Task inputs START
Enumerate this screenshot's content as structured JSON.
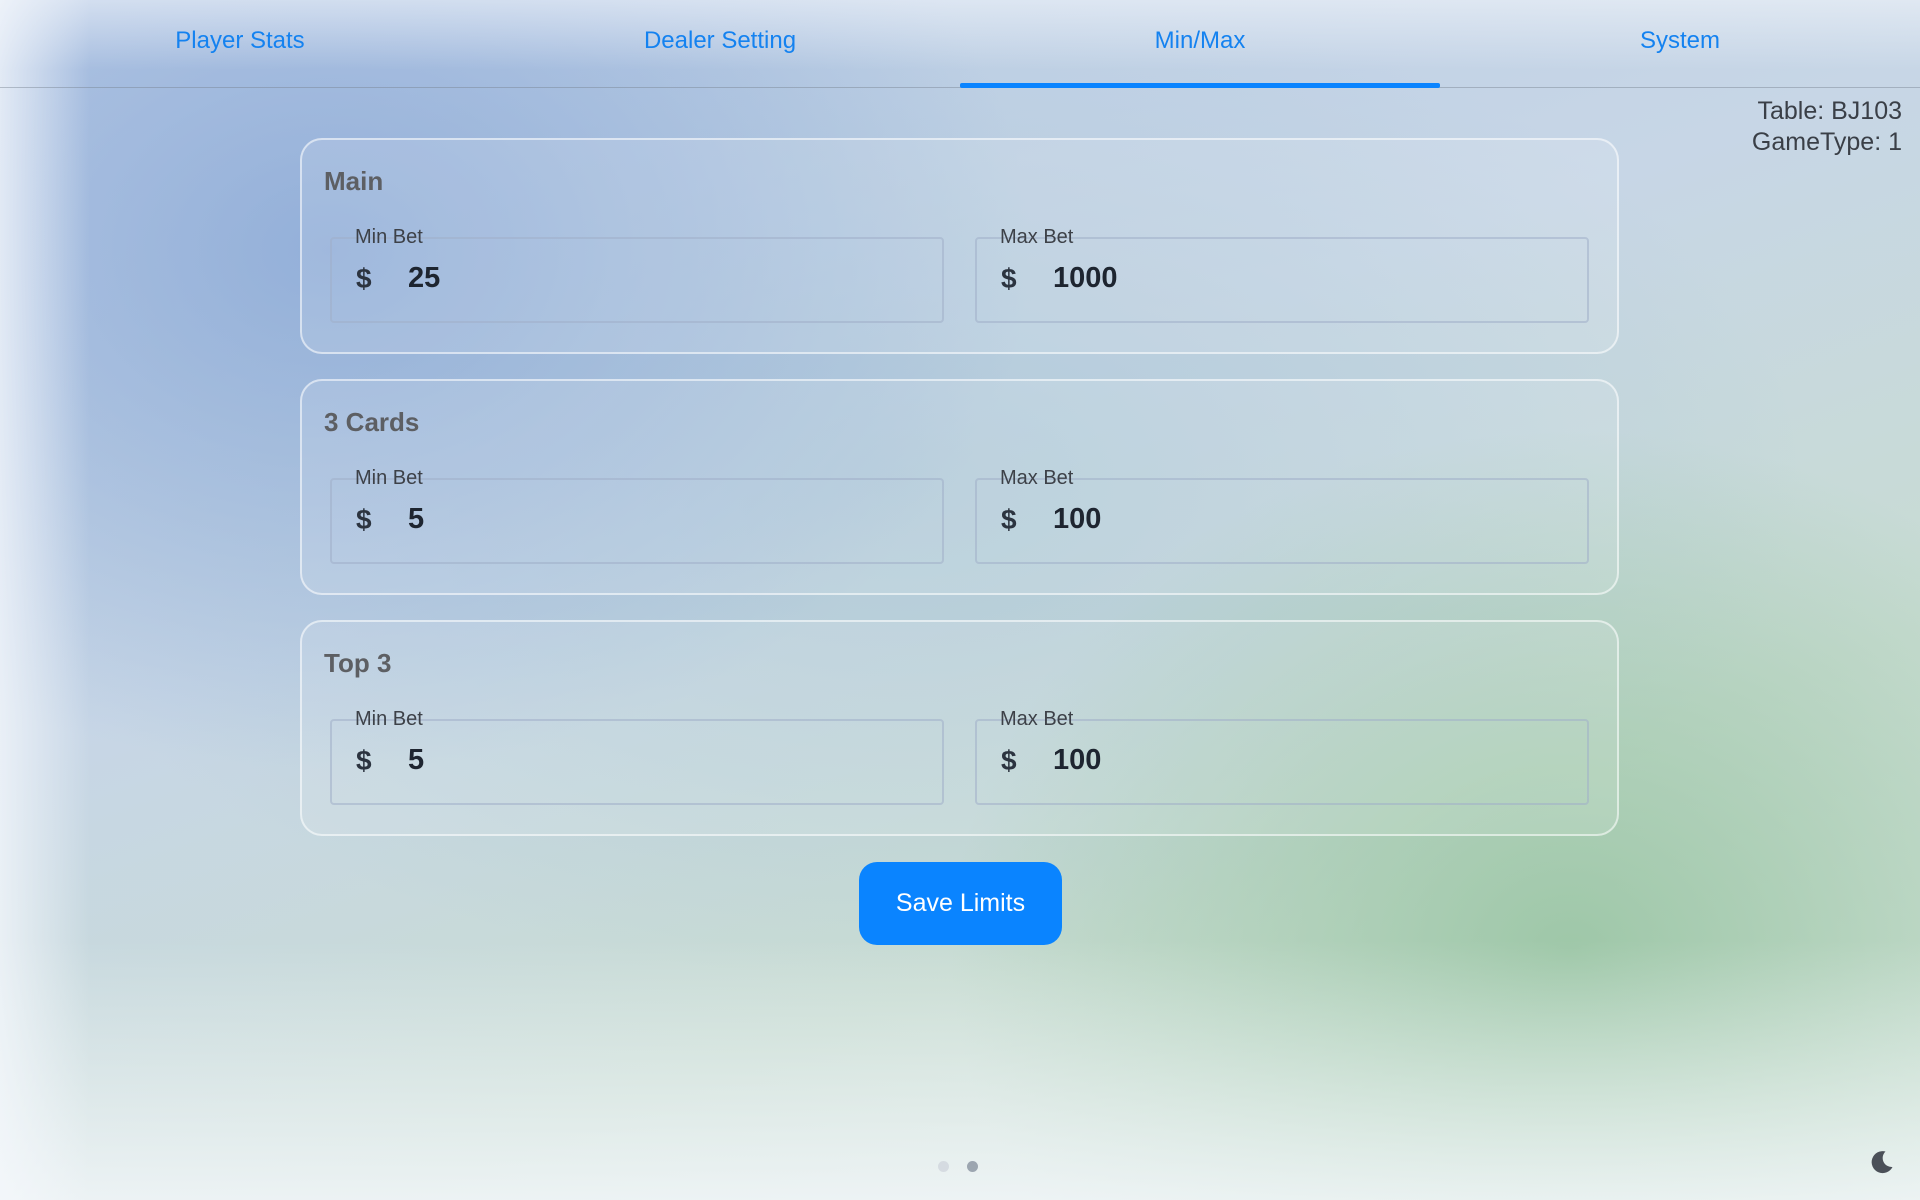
{
  "tabs": [
    {
      "label": "Player Stats",
      "active": false
    },
    {
      "label": "Dealer Setting",
      "active": false
    },
    {
      "label": "Min/Max",
      "active": true
    },
    {
      "label": "System",
      "active": false
    }
  ],
  "table_info": {
    "table": "Table: BJ103",
    "game_type": "GameType: 1"
  },
  "sections": [
    {
      "title": "Main",
      "min": {
        "label": "Min Bet",
        "currency": "$",
        "value": "25"
      },
      "max": {
        "label": "Max Bet",
        "currency": "$",
        "value": "1000"
      }
    },
    {
      "title": "3 Cards",
      "min": {
        "label": "Min Bet",
        "currency": "$",
        "value": "5"
      },
      "max": {
        "label": "Max Bet",
        "currency": "$",
        "value": "100"
      }
    },
    {
      "title": "Top 3",
      "min": {
        "label": "Min Bet",
        "currency": "$",
        "value": "5"
      },
      "max": {
        "label": "Max Bet",
        "currency": "$",
        "value": "100"
      }
    }
  ],
  "save_button": {
    "label": "Save Limits"
  },
  "pager": {
    "count": 2,
    "active_index": 1
  },
  "icons": {
    "theme_toggle": "moon-icon"
  },
  "colors": {
    "accent": "#0a84ff",
    "tab_text": "#1482f0"
  }
}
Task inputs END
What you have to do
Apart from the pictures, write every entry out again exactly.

Response
Enumerate this screenshot's content as structured JSON.
{
  "tabs": [
    {
      "label": "Player Stats",
      "active": false
    },
    {
      "label": "Dealer Setting",
      "active": false
    },
    {
      "label": "Min/Max",
      "active": true
    },
    {
      "label": "System",
      "active": false
    }
  ],
  "table_info": {
    "table": "Table: BJ103",
    "game_type": "GameType: 1"
  },
  "sections": [
    {
      "title": "Main",
      "min": {
        "label": "Min Bet",
        "currency": "$",
        "value": "25"
      },
      "max": {
        "label": "Max Bet",
        "currency": "$",
        "value": "1000"
      }
    },
    {
      "title": "3 Cards",
      "min": {
        "label": "Min Bet",
        "currency": "$",
        "value": "5"
      },
      "max": {
        "label": "Max Bet",
        "currency": "$",
        "value": "100"
      }
    },
    {
      "title": "Top 3",
      "min": {
        "label": "Min Bet",
        "currency": "$",
        "value": "5"
      },
      "max": {
        "label": "Max Bet",
        "currency": "$",
        "value": "100"
      }
    }
  ],
  "save_button": {
    "label": "Save Limits"
  },
  "pager": {
    "count": 2,
    "active_index": 1
  },
  "icons": {
    "theme_toggle": "moon-icon"
  },
  "colors": {
    "accent": "#0a84ff",
    "tab_text": "#1482f0"
  }
}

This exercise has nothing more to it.